Downtown Des Moines, Iowa.
Downtown Des Moines, Iowa. Credit: Mark Hesseltine / Creative Commons

As cities look for strategies to meet their climate goals, a common incentive for developers is emerging in the Midwest as a tool to advance clean energy.

Tax increment financing, or TIF, freezes tax revenue from a designated area and redirects some of the surplus back into local projects, usually for 20 to 30 years. Cities have long used TIF to encourage certain types of development, and increasingly the deals are coming with clean energy strings attached.

Des Moines, Iowa, has done eight such deals with developers this year, in addition to a dozen last year. In exchange for city financing, developers must participate in a MidAmerican Energy efficiency program and build to a standard that is often 10-20% more energy efficient than what’s required under the building code.

A few deals have gone beyond that. A couple of developers agreed to provide free transit passes to renters in an apartment building being planned. Rooftop solar panels were part of another trade.

City officials have incorporated sustainability requirements into TIF agreements on a case-by-case basis for years, but the approach ramped up in the wake of the city’s 2016 strategic plan and has recently become a standard expectation for the mayor and city council, which votes on each individual agreement.

“If you’re getting incentives from the city, you are going above and beyond on the energy-efficiency front,” said Josh Mandelbaum, a member of the city council. “It just seemed to make sense to make sure we were getting value out of dollars we were putting into projects.”

The efficiency-for-incentives expectation isn’t a formal policy, but Mandelbaum expects to bring an ordinance before the council eventually. Only a few TIF developer agreements in recent years have not included sustainability requirements, in one case, for example, because the building’s condition demanded an expedited process.

The use of TIF to advance climate and sustainability goals comes as Iowa’s state lawmakers have sought to limit the city’s authority on clean energy. Gov. Kim Reynolds recently signed into law a bill that prohibits cities and counties from banning natural gas hookups in construction.

“We [can’t] change our code to prohibit that,” Mandelbaum said, “but incentives are different. They’re not impeding someone’s ability to use natural gas. We want to follow the law that the legislature has written, but still … get the type of building we want.”

Jake Christensen is a Des Moines developer who agreed to upgrade the energy efficiency in three commercial projects in exchange for TIF.

“I think it’s fair that if [the city] is going to contribute to a project, that they can have their expectations met, within reason,” he said. “But they should do it on a case-by-case basis because all projects are not equal.”

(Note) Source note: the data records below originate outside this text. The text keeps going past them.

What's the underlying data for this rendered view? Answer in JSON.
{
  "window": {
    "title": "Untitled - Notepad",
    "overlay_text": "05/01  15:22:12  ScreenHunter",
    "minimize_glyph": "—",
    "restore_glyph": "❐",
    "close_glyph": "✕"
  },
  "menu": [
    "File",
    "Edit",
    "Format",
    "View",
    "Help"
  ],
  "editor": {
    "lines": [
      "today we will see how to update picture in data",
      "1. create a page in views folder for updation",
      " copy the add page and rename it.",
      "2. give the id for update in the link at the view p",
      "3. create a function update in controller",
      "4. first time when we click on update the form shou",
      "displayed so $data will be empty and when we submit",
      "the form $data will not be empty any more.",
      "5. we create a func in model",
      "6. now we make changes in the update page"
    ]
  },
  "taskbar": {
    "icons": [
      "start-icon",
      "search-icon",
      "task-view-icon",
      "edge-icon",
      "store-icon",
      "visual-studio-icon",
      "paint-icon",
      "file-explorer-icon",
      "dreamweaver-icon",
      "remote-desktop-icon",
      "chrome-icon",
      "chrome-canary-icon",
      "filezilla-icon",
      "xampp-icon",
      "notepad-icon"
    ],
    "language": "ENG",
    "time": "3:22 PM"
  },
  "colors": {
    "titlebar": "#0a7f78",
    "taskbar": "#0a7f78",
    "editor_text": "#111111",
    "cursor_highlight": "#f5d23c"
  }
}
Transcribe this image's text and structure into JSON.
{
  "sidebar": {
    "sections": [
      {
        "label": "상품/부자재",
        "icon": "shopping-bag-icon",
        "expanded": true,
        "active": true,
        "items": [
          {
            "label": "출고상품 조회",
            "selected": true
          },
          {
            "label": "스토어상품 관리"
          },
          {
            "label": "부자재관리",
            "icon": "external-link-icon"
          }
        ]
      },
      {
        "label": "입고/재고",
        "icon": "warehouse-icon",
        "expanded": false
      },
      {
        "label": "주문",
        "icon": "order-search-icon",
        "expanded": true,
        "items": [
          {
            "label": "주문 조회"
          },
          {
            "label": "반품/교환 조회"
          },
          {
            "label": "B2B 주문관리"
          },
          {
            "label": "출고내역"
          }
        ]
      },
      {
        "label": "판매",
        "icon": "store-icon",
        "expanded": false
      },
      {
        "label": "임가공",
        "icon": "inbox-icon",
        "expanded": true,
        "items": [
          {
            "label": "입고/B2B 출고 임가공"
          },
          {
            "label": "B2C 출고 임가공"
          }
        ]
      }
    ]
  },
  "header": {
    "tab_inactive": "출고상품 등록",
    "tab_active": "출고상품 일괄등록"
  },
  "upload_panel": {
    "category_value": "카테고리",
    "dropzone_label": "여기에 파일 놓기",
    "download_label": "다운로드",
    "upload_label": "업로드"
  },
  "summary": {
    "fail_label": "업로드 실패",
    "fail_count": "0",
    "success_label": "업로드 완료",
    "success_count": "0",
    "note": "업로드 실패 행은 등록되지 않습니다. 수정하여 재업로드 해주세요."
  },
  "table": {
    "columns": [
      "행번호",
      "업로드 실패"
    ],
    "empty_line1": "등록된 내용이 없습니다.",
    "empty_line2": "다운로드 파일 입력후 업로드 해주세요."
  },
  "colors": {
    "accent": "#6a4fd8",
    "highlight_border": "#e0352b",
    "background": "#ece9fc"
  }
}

All three of his projects are qualifying for historic tax credits. Without that, he said, “It would be a very different situation.”

A couple of Kansas communities are thinking along the same lines as Des Moines. The city of Mission, Kansas, made its first such deal with the developer of a 160-unit apartment complex that is to begin construction in the next few months. The developer agreed to provide proof that the project meets the standards of the LEED silver designation. LEED is a green building rating system devised and awarded by the U.S. Green Building Council.

Mission City Councilor Sollie Flora said transitioning from fossil fuels increasingly has been “front of mind” for the council as elections since 2017 have steadily boosted the number of clean energy supporters on the board.

The council’s current goal for developers seeking incentives, she said, “is to get to LEED silver. I think an expectation has been set that that is the new baseline. That could go up to LEED gold or platinum, depending on what the developer is asking for.”

The nearby suburb of Overland Park in 2019 inked its first clean-energy-for-tax-incentives deal for a multi-use project that will sprawl over more than 200 acres. When the developer inquired about tax benefits, the city consulted with the local chapter of the U.S. Green Building Council. The result: the developer would attain a LEED Zero rating, and the entire development would run on wind and solar power provided by the local electric utility, Evergy.

City Councilor Logan Heley sees an opportunity for a second such arrangement. Planning is underway to overhaul the former 207-acre campus of the telecommunications company Sprint. The developer intends to rehabilitate many existing structures and to put buildings on empty land. And in a sign that developer mindsets are moving in his direction, Heley said, designers already are working on incorporating sustainability features “almost without being asked.”

Karen spent most of her career reporting for the Kansas City Star, focusing at various times on local and regional news, and features. More recently, she was employed as a researcher and writer for a bioethics center at a children’s hospital in Kansas City. Karen covers Iowa, Missouri, Kansas, Nebraska, North Dakota and South Dakota.